* Requirement *
Whenever a line in this data holds the word "screenshot", report that line in full.

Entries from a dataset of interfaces

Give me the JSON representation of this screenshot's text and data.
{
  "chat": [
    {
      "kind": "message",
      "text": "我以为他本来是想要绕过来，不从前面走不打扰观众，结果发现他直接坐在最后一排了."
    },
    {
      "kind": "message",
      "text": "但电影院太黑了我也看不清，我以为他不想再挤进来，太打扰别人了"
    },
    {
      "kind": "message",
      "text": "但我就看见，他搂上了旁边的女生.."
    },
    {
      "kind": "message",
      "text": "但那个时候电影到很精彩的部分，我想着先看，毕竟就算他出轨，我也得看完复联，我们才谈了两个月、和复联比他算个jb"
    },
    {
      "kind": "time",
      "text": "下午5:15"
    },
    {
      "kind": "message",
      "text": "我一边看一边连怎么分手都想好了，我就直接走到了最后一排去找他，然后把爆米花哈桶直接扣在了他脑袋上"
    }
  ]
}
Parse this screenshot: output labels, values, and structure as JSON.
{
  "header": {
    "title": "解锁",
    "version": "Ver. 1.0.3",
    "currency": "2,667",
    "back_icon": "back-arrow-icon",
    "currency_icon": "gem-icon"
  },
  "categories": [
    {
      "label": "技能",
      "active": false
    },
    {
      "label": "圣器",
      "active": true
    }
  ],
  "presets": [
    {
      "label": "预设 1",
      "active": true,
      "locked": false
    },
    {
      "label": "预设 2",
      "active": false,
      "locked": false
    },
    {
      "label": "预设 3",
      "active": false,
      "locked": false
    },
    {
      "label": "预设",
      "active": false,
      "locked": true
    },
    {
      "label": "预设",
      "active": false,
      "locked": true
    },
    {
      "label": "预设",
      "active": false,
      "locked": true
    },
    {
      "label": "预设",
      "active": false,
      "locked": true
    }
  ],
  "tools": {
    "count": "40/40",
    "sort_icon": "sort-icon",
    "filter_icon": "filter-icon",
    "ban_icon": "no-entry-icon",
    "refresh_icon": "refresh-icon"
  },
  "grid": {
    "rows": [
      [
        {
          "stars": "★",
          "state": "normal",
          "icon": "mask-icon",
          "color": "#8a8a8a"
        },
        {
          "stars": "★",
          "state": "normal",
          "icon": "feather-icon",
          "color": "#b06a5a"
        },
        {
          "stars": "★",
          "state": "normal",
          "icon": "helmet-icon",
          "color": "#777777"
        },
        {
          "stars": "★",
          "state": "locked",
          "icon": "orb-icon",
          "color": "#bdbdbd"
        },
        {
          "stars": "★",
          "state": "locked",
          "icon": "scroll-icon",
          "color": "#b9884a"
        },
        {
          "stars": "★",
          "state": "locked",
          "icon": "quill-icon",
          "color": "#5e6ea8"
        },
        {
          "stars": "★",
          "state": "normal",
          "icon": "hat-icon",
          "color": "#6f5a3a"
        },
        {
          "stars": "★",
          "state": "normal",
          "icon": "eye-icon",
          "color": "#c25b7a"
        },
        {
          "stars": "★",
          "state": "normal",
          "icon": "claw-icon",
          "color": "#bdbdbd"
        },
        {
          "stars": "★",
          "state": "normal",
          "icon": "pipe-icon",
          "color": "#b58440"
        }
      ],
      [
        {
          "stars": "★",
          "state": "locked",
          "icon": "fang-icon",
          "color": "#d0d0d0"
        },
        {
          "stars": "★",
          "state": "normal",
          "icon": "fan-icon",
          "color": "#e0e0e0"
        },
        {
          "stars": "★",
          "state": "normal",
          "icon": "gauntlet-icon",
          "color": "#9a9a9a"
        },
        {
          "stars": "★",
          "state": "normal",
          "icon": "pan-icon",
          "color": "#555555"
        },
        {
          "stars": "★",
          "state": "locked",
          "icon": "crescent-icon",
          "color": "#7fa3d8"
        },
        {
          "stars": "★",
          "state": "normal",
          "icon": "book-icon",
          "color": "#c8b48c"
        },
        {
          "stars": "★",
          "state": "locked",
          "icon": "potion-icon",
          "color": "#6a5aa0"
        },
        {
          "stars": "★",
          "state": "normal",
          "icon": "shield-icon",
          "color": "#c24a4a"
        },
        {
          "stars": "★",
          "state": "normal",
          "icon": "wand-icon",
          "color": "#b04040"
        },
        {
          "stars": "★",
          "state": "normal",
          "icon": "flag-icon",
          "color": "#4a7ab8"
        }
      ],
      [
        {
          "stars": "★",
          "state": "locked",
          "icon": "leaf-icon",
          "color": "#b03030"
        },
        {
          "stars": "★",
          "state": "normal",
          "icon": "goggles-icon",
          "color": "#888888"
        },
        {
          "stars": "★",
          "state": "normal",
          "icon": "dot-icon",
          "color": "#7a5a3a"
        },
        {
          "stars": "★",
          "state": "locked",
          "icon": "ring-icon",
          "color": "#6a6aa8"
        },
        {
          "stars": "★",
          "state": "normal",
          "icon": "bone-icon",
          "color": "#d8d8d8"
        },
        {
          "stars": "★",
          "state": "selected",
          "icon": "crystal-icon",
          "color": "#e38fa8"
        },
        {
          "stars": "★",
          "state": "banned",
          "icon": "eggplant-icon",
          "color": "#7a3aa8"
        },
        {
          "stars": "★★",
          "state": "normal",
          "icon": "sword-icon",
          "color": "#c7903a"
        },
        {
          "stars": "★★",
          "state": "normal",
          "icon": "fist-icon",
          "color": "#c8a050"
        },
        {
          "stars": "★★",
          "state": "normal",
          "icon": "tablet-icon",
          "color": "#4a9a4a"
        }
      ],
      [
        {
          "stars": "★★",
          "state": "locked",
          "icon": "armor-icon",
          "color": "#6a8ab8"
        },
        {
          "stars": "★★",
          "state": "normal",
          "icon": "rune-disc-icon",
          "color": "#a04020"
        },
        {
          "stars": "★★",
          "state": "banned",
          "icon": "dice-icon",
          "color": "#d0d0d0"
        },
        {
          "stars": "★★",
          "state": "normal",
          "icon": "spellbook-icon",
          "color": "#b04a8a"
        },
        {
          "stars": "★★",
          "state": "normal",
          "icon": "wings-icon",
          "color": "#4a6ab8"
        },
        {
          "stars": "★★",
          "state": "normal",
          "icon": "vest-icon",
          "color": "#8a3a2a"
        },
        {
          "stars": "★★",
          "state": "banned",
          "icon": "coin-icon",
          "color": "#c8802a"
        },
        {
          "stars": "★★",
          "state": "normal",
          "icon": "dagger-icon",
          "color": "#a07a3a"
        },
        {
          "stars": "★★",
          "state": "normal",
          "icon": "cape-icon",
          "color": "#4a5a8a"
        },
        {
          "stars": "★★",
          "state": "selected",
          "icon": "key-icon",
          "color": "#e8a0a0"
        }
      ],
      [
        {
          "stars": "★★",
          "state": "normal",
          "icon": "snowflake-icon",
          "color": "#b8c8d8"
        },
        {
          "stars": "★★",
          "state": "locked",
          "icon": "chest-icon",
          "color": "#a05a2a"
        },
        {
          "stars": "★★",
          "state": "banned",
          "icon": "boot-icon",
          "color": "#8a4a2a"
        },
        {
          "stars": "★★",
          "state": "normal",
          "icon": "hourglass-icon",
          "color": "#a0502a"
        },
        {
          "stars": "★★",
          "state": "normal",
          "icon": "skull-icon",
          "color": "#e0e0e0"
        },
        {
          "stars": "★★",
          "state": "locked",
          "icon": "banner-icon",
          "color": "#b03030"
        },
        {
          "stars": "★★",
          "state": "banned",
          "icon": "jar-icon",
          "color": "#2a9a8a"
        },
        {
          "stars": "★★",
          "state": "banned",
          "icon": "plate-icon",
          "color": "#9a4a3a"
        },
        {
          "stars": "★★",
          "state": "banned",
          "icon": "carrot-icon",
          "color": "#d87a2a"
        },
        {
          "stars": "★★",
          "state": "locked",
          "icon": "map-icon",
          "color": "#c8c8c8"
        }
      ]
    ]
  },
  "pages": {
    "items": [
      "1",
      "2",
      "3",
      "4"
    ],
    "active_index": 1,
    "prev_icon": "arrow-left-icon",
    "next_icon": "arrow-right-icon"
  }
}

* Solution *
Give me the JSON representation of this screenshot's text and data.
Parse this screenshot: output labels, values, and structure as JSON.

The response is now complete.